A lack of mental stimulation can even contribute to feelings of boredom and dissatisfaction. Your brain craves variety and novelty (17), and when it doesn’t receive these, it may lead to negative emotions and a sense of stagnation in your life.

Fortunately, it’s not difficult to keep your brain active and engaged. Simple activities like reading, puzzles, learning a new skill, or even engaging in meaningful conversations can provide the necessary mental stimulation your brain needs. The more you challenge your mind, the better it becomes at adapting and problem-solving.

Summary: Lack of mental stimulation can lead to brain stagnation. It is important to experience novel situations and stay engaged in meaningful and mentally stimulating activities and challenges.

11. Poor Diet

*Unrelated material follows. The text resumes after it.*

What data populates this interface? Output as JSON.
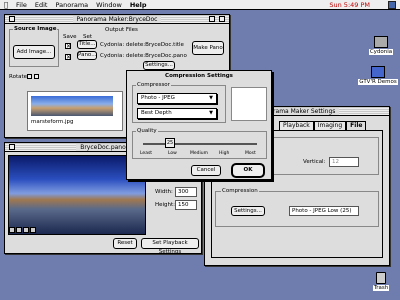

A diet that lacks essential nutrients can adversely impact your brain’s health and functioning. When we consistently consume foods low in nutritional value, such as processed snacks, sugary beverages, and high-fat meals, it can impair cognitive abilities and contribute to mental health issues. Studies suggest that diets high in saturated fats and refined sugars can lead to inflammation in the brain, potentially affecting memory, learning, and mood regulation.

Also, the absence of vital nutrients like omega-3 fatty acids, vitamins, and minerals, which are crucial for brain development and function, can hinder cognitive processes. These deficiencies may manifest as difficulties in concentration, memory loss, and reduced cognitive flexibility. Poor dietary habits can also increase the risk of developing neurodegenerative diseases like Alzheimer’s (18) and dementia later in life.

A well-balanced diet rich in fruits, vegetables, whole grains, and lean proteins can promote brain health and optimize cognitive performance. Nutrient-dense foods provide the necessary building blocks for neurotransmitters, enhancing communication between brain cells and supporting overall cognitive function.

Summary: A poor diet can adversely affect brain health and increase the risk of inflammation and degenerative disease. It is important to consume nutritious foods, avoid saturated fats and refined sugars and eat a well-balanced diet for optimal cognitive performance.


Understanding the habits that can harm our brain is crucial for maintaining long-term cognitive health. By being aware of these detrimental practices, we can take proactive steps to minimize their impact on our mental well-being.

Prioritizing good habits, such as regular exercise, balanced nutrition, and sufficient sleep, can play a significant role in safeguarding our brain health. Making small, sustainable changes in our daily routines can go a long way in protecting and nurturing our most vital organ. Remember, every positive choice we make today contributes to a healthier and sharper mind tomorrow.